How to complete this task :: Find all the lines in the material below with the word "avatar", and copy them.

----

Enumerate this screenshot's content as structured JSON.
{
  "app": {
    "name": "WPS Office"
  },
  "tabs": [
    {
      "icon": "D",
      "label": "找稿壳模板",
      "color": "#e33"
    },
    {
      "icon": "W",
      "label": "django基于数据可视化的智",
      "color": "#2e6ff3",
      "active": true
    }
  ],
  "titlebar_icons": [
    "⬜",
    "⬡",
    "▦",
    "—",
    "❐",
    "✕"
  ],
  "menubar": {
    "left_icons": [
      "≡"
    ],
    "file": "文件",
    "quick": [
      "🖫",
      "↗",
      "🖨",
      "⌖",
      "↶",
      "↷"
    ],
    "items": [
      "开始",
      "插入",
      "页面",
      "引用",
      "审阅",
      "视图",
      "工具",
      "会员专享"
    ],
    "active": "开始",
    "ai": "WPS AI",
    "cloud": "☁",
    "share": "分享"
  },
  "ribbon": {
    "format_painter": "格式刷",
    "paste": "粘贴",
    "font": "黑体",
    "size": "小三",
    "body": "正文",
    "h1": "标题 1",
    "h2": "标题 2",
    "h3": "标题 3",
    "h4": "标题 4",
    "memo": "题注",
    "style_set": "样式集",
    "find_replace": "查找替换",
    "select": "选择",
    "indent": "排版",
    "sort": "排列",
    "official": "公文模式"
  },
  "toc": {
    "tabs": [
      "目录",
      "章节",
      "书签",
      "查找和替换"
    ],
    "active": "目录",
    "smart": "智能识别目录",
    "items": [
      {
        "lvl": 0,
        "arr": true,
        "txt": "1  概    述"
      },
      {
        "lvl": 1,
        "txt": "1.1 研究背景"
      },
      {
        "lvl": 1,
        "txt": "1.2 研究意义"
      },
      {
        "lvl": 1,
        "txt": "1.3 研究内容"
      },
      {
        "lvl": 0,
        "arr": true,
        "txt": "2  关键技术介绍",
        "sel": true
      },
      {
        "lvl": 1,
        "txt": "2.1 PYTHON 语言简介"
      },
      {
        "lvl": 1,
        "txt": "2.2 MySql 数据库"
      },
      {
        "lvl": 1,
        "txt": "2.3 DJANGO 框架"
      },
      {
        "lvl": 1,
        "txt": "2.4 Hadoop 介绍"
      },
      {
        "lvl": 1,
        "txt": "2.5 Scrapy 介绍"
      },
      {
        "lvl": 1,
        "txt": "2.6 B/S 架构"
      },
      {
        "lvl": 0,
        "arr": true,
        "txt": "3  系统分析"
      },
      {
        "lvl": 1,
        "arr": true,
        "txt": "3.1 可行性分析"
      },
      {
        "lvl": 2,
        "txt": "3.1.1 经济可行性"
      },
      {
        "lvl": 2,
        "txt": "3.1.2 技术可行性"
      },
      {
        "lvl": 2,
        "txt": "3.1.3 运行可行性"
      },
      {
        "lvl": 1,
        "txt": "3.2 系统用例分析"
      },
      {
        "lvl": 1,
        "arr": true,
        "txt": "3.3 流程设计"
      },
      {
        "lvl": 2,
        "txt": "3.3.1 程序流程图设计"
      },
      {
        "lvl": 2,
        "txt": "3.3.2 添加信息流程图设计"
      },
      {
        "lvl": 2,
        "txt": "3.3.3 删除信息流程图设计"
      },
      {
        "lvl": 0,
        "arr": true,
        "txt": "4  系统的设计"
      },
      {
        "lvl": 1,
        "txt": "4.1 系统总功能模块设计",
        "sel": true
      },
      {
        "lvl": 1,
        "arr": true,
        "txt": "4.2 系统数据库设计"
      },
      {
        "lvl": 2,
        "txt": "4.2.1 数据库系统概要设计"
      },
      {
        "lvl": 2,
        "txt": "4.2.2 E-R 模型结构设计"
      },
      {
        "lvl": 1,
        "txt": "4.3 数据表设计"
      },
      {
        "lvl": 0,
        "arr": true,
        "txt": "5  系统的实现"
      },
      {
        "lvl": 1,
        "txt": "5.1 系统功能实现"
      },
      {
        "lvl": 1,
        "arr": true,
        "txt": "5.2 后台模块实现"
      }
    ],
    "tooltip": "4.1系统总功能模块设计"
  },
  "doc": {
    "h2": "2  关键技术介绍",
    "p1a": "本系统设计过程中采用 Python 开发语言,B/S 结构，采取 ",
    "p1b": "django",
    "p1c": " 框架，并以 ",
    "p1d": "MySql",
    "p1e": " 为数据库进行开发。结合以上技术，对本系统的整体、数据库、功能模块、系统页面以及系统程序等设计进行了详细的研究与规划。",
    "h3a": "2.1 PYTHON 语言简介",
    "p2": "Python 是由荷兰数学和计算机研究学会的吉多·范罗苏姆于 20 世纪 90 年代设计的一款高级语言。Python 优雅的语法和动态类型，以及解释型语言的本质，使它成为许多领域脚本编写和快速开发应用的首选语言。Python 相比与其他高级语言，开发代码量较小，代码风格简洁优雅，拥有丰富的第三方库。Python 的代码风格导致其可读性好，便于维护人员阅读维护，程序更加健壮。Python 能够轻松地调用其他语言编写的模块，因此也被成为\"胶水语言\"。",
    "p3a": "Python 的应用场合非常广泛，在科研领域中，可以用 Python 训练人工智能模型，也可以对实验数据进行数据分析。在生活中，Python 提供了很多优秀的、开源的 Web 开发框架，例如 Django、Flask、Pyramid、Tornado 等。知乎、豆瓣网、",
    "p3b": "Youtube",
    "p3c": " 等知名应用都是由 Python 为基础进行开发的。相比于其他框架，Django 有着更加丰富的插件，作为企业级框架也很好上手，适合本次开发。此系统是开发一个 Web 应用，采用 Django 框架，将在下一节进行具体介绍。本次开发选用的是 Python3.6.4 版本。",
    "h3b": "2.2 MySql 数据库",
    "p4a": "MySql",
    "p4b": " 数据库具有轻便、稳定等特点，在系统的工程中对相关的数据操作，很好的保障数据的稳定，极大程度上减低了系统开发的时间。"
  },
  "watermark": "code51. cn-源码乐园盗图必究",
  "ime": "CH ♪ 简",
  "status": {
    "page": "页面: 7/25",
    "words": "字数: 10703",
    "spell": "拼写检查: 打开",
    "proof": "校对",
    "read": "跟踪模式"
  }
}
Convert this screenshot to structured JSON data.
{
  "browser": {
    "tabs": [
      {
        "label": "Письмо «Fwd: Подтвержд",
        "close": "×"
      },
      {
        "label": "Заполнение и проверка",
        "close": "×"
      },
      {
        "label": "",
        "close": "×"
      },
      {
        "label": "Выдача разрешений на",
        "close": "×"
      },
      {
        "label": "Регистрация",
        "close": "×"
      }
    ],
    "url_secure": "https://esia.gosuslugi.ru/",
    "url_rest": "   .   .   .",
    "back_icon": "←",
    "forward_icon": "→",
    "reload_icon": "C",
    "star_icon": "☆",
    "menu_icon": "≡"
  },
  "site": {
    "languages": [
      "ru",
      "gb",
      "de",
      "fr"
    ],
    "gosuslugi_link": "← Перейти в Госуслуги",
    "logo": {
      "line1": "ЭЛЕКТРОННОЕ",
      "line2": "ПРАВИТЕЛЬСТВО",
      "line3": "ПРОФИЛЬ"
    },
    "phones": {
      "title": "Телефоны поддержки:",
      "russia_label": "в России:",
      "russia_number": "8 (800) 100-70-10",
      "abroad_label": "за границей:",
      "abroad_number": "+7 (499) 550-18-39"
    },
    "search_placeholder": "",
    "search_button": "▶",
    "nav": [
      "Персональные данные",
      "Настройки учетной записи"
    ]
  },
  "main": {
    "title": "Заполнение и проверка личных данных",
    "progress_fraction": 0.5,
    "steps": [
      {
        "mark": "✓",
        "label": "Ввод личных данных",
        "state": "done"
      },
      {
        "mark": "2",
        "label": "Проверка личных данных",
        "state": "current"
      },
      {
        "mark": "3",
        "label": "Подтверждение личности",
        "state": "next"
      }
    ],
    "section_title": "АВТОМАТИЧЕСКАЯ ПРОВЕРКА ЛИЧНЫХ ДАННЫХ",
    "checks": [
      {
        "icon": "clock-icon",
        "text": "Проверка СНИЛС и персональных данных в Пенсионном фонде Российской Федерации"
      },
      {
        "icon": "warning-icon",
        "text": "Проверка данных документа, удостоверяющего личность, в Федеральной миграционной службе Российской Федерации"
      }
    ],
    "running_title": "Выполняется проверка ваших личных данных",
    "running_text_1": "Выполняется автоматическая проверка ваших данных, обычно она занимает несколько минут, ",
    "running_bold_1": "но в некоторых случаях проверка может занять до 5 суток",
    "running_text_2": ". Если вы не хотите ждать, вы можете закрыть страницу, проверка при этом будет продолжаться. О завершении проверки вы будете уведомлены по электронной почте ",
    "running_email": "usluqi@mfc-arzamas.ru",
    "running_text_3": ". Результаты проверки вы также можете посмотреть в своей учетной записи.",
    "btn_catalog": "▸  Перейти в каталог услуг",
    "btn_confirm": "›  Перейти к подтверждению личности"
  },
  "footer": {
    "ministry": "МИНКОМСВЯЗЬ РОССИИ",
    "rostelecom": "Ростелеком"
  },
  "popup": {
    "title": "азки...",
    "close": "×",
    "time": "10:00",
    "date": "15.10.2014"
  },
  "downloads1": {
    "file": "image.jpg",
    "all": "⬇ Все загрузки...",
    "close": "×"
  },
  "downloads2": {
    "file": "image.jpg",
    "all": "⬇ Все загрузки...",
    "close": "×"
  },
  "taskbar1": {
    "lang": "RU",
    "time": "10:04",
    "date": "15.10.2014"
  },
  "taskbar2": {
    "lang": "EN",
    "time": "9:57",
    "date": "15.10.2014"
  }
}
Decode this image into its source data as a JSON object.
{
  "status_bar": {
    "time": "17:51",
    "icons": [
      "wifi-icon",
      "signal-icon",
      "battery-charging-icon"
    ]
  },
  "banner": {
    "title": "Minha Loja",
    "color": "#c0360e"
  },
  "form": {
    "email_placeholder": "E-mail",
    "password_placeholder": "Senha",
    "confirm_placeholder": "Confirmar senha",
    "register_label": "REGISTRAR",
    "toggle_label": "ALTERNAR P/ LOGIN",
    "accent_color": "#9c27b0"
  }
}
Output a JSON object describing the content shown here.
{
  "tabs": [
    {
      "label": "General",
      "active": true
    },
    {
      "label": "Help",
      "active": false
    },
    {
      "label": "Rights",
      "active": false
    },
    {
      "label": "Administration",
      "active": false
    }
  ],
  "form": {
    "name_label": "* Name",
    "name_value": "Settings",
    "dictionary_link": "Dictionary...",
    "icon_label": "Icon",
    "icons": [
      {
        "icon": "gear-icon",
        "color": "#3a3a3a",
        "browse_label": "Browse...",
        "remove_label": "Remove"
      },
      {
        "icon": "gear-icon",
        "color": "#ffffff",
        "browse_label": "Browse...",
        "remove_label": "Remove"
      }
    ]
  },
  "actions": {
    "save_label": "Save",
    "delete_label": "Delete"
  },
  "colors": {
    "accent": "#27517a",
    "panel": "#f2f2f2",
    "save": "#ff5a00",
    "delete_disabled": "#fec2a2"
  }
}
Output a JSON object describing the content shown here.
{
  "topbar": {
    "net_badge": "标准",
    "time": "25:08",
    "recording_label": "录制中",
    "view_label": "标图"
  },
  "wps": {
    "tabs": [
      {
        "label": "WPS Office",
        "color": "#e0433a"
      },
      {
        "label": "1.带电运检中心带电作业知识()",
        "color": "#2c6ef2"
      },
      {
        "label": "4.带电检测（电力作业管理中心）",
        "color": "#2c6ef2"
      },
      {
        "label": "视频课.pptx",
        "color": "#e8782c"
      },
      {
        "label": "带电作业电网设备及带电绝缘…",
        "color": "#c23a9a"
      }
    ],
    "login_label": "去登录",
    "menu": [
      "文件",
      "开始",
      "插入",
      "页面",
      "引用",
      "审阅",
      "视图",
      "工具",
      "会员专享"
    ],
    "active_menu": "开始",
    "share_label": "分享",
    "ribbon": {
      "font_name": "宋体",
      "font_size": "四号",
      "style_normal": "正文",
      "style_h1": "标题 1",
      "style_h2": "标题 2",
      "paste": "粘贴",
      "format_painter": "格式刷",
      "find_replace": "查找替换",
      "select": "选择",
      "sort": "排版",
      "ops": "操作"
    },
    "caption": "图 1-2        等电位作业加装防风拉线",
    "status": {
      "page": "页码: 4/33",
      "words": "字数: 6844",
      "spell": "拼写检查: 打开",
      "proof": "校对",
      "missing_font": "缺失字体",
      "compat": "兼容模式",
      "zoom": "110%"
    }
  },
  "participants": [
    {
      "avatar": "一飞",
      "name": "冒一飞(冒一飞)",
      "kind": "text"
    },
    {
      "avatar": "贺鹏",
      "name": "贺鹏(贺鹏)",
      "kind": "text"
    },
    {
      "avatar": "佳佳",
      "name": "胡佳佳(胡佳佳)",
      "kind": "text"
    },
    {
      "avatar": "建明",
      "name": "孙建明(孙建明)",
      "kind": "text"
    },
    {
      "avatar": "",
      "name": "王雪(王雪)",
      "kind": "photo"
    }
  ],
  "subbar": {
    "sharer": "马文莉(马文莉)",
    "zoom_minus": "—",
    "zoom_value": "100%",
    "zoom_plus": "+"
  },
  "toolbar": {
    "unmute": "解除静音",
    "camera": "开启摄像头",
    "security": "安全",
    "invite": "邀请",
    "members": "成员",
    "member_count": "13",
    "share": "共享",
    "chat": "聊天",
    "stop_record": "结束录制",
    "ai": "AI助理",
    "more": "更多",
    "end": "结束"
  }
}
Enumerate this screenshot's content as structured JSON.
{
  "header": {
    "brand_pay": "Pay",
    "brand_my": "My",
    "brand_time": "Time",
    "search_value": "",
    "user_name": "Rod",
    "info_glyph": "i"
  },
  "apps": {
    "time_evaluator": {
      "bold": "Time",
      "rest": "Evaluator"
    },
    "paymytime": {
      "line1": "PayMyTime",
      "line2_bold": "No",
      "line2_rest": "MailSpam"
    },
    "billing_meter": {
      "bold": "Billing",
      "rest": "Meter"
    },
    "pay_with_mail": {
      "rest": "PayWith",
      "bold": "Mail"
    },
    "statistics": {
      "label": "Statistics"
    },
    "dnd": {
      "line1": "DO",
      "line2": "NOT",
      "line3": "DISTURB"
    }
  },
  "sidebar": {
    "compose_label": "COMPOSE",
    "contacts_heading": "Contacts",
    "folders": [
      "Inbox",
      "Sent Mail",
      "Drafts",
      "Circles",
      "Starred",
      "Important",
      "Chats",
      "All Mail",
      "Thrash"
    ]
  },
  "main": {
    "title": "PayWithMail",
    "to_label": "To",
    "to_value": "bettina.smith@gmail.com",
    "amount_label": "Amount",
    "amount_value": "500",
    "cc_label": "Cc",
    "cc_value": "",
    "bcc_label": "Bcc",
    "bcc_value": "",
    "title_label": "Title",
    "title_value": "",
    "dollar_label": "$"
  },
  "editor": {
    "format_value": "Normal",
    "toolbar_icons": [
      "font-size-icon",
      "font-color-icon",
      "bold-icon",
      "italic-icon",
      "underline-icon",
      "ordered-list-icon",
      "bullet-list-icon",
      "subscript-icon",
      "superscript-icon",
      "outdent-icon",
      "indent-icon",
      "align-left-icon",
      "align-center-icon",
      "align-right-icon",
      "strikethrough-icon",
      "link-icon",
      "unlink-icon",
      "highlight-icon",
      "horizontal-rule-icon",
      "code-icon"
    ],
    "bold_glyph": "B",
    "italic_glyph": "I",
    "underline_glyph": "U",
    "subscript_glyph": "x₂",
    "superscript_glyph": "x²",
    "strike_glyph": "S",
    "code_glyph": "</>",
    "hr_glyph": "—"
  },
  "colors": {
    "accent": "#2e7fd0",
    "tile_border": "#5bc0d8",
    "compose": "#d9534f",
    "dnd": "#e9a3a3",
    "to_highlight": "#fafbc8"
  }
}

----

Result of this exercise ::
      "avatar": "一飞",
      "avatar": "贺鹏",
      "avatar": "佳佳",
      "avatar": "建明",
      "avatar": "",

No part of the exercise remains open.